Go line by line through the entries and show those that hold the string "screenshot".

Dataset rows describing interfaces
================

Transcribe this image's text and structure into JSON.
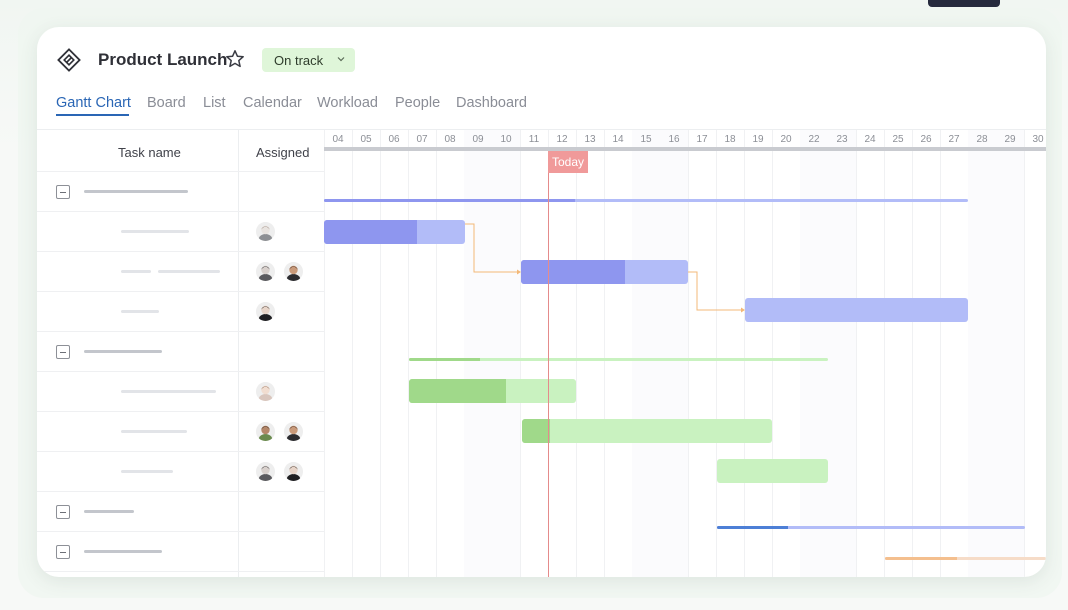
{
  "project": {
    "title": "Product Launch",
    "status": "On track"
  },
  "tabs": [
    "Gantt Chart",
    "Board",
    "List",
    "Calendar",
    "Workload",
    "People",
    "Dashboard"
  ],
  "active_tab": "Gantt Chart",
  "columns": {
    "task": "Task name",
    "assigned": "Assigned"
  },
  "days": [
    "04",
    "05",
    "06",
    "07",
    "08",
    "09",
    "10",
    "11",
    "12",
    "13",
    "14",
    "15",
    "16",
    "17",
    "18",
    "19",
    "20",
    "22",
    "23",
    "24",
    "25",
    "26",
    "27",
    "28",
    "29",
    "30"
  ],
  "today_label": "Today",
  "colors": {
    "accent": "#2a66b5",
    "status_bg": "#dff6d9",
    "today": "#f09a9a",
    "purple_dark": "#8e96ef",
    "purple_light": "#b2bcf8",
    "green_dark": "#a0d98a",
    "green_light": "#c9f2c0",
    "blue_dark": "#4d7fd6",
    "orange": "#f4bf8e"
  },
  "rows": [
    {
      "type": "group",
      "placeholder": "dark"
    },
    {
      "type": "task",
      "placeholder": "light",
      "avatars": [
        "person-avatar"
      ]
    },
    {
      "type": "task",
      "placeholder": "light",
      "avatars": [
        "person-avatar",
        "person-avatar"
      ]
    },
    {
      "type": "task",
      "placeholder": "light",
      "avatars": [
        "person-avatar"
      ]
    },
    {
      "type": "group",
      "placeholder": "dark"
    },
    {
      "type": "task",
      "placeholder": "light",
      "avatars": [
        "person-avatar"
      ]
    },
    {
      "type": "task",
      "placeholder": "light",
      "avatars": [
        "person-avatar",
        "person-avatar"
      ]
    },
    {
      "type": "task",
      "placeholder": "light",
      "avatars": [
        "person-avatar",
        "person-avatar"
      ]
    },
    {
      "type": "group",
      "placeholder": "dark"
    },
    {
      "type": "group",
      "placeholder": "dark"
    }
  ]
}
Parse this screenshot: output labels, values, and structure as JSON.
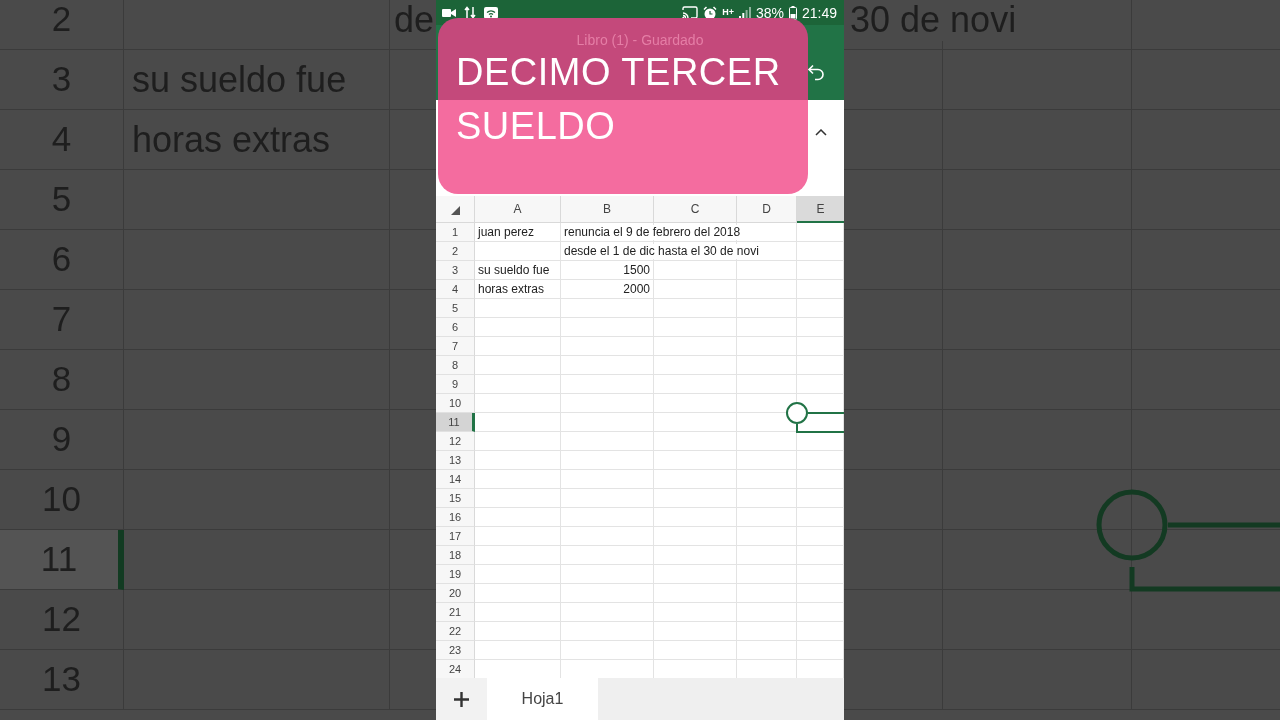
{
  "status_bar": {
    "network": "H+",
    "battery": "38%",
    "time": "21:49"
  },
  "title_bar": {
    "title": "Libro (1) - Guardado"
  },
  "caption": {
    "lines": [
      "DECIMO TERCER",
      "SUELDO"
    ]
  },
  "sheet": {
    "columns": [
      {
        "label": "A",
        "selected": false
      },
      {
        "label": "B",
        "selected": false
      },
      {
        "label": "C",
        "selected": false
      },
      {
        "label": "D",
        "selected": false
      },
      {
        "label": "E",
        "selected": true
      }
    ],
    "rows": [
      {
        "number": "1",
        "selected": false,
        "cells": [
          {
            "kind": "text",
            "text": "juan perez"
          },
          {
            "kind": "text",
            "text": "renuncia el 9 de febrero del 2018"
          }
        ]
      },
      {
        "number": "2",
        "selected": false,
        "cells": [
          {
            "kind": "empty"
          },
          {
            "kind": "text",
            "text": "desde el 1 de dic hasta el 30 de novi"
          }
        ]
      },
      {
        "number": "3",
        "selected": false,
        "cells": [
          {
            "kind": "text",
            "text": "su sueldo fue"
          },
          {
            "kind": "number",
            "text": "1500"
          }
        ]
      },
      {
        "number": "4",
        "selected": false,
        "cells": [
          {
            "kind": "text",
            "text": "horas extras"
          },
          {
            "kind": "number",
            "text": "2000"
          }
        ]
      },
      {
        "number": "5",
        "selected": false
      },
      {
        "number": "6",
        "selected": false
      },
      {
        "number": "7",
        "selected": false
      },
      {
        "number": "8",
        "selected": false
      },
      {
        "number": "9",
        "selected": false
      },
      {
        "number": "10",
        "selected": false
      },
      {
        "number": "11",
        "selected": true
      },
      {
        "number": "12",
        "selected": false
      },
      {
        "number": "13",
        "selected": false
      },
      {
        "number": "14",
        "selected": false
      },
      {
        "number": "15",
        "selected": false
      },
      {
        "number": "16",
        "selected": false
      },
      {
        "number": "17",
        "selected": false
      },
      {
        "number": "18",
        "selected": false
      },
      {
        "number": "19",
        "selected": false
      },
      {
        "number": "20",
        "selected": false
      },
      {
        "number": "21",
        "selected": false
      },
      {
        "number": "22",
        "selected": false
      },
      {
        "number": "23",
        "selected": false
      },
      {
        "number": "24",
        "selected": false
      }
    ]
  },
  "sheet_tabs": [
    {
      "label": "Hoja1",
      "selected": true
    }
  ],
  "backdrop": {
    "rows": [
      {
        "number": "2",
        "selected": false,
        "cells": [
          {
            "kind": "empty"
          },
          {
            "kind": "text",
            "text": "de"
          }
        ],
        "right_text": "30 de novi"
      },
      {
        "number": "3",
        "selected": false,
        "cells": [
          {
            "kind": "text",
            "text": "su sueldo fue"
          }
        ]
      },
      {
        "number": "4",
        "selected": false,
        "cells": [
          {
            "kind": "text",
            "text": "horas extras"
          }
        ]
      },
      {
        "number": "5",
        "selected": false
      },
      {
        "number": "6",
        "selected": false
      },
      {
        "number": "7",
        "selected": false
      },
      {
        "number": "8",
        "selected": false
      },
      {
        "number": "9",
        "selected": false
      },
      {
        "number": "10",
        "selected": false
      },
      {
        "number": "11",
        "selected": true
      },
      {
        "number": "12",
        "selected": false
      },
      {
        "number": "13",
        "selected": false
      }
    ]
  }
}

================

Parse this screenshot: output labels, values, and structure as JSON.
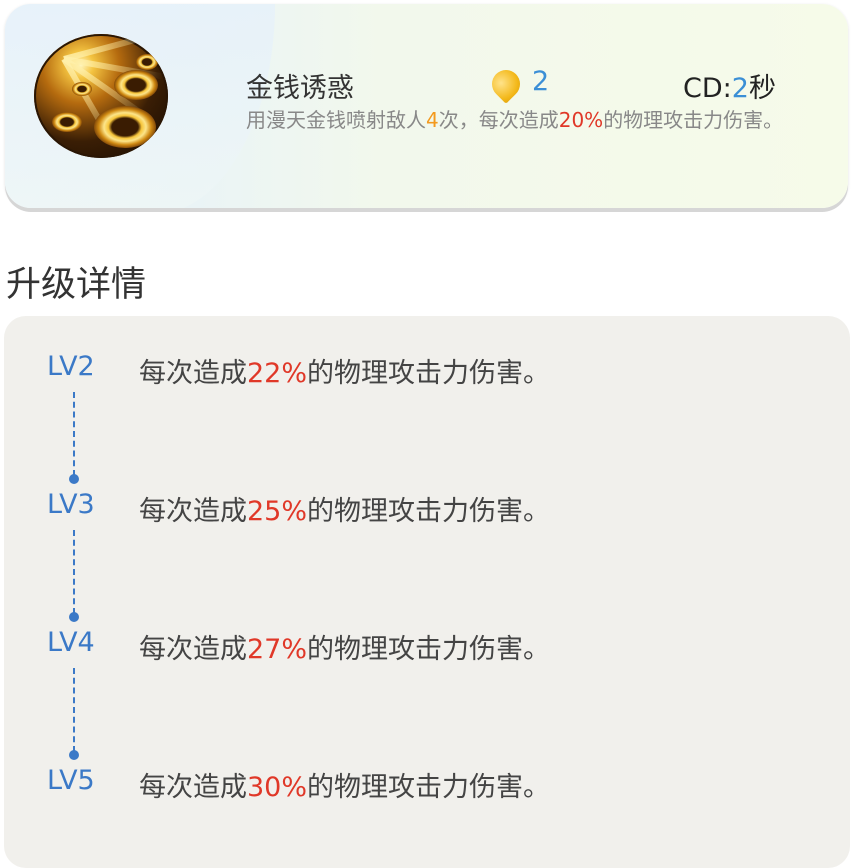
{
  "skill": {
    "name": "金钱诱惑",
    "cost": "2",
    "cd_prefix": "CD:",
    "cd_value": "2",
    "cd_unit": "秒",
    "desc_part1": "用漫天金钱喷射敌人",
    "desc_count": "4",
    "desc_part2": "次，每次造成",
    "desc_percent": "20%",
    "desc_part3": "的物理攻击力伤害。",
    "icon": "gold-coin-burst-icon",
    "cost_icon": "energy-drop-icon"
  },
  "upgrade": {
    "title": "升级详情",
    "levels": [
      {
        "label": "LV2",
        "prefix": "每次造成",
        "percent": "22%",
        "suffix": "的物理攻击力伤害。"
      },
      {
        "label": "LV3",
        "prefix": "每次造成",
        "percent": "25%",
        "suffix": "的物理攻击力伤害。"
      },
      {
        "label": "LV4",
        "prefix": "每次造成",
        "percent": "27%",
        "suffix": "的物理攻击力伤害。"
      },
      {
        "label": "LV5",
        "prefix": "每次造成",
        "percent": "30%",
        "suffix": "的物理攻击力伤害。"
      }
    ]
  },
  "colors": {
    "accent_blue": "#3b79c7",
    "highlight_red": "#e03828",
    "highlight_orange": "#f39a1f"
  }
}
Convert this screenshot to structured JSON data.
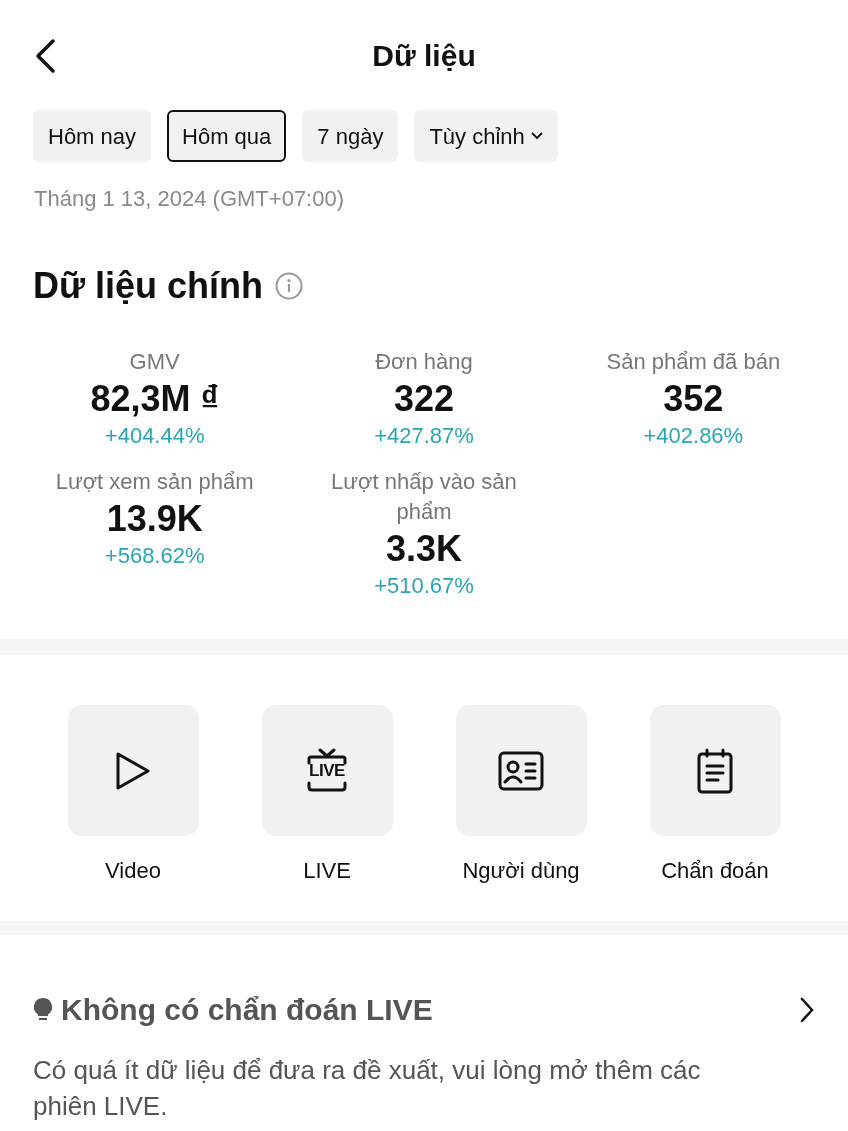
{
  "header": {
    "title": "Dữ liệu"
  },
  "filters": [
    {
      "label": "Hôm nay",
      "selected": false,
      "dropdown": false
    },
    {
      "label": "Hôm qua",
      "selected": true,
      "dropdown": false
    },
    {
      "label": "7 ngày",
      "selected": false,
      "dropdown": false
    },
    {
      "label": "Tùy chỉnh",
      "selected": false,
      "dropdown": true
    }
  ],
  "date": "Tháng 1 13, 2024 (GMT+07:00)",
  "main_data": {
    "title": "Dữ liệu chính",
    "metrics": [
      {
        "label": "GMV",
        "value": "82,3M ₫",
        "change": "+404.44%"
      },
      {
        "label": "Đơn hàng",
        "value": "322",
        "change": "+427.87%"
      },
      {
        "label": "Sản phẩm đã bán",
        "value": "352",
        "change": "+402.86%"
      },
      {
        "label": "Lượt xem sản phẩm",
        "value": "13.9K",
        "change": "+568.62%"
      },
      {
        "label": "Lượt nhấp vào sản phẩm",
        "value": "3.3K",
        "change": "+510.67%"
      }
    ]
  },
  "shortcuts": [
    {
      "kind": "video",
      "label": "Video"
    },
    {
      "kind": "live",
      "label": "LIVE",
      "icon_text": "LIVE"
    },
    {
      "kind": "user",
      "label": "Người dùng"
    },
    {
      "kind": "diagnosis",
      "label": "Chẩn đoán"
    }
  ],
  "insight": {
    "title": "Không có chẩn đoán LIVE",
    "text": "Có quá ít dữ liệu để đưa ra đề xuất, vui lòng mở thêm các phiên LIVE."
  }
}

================

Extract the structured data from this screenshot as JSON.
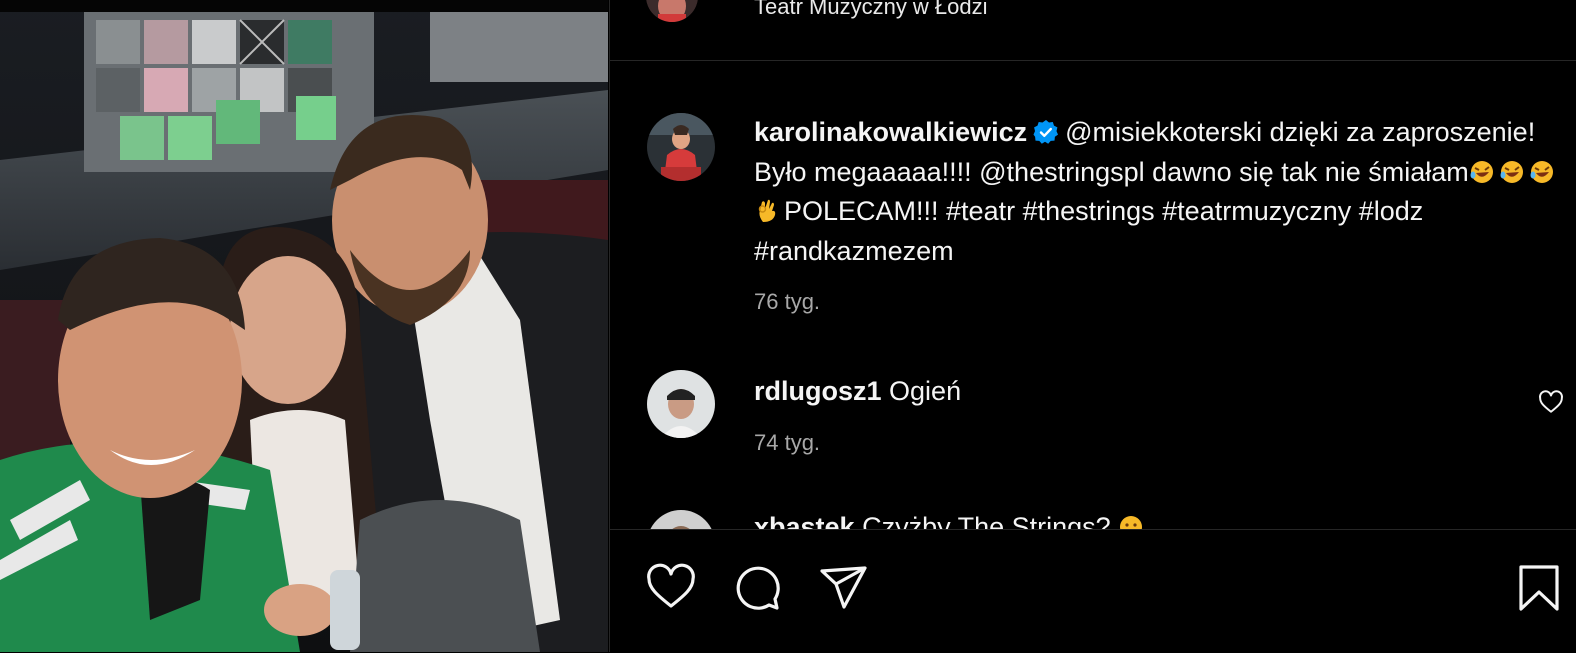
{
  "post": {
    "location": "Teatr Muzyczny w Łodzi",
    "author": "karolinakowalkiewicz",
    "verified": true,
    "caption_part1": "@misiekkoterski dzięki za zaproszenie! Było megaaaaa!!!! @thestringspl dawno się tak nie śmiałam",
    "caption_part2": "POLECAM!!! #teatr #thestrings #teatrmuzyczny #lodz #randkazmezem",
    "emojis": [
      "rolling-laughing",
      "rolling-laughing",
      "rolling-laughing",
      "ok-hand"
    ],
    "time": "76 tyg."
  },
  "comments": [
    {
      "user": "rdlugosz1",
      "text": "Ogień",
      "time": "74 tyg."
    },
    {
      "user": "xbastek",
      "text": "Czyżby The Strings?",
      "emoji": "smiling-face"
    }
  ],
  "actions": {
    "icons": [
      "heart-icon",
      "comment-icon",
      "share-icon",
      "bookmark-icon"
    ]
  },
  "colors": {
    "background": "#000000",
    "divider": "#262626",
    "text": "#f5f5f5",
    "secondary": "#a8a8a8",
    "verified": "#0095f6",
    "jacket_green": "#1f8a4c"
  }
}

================

# Response area
Parse this screenshot: output labels, values, and structure as JSON.
Parse this screenshot: output labels, values, and structure as JSON.
Convert this screenshot to structured JSON data.
Extract the structured data from this screenshot as JSON.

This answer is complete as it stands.